This is a guest post by Book Blogger, Kate Ward. Kate’s a keen supporter of literacy projects and firmly believes that reading of any sort should be available to the masses, no matter the genre or medium. Determined not to pigeon-hole her site, If These Books Could Talk, Kate covers and reviews everything she possibly can and will always thump the tub for independent authors and publishers.
Darren Laws is the founder, owner and managing director of Caffeine Nights Publishing, independent publisher of crime and horror fiction in paperback, ebook and app formats. Here Stephanie Cox interviews him.
There is a theory stating that 1000 True Fans are all a person needs to make a living from their own products. Whether you’re selling books, songs, music or paintings, having 1000 True Fans who are willing to spend about £30 per year on your products will keep you afloat. It may sound unlikely, and according to the anecdotes it’s a pretty hard road, but it is possible.
What’s more, the theory is equally applicable to businesses and companies: for every extra person involved, simply add another 1000 True Fans to the total that you need.
But why does this theory work? And why is it becoming more popular?
This is a guest post by Nick Robinson. Nick has worked in ELT publishing since 2004 and in 2012 he founded the world’s first ELT author representation agency. He is the Co-founder of the IATEFL Materials Writing Special Interest Group (MaWSIG) and ELTjam.
Why does academic publishing get so little attention?
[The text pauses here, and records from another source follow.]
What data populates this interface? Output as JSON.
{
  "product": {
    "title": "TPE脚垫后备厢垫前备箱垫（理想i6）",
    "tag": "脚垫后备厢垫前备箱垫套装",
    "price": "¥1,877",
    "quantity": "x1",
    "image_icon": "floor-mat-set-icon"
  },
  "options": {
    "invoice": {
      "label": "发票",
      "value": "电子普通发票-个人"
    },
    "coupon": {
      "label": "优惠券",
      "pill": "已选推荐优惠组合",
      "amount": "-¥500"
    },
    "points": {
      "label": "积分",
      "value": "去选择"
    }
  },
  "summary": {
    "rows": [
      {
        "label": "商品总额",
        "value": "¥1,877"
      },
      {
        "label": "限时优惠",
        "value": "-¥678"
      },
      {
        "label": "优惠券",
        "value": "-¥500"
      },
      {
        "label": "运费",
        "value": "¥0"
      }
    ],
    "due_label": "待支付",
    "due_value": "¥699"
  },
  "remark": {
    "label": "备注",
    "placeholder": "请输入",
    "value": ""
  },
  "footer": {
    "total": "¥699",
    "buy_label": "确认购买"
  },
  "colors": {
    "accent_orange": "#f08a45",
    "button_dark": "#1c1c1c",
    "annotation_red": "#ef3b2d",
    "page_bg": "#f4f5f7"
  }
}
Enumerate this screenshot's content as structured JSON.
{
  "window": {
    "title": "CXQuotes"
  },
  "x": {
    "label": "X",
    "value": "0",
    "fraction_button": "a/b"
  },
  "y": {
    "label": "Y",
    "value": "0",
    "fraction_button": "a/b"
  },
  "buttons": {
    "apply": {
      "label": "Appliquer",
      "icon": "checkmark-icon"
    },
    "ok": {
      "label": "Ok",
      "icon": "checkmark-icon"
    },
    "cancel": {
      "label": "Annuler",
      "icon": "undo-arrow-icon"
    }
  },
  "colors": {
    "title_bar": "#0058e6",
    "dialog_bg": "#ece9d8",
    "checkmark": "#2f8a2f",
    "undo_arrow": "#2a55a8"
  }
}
For a multimillion-pound business whose products ought to be familiar to every graduate working in publishing, it’s surprisingly obscure.
Norah Myers currently works on the editorial side of marketing. She assists with copywriting, proofreading, fact-checking and research. She also sources new clients for an independent publisher, edits narrative nonfiction, and interviews great publishing folk for BookMachine. She has created and managed crowdfunding campaigns for books and assistive technology. Below are her top crowdfunding tips.
Claire Maxwell works at Icon Books as their Publicity Manager. She has previously worked in journalism and bookselling, and she blogs at www.ithinkijustbloggedmyself.com. Here, at the age of 23, she tells us how she’s worked her way up to this role, without a degree.
Karina Maduro is an aspiring publisher, currently studying MA Publishing at UCL. Here she gives us the low down on Tuesday’s Unite event, United, We Publish.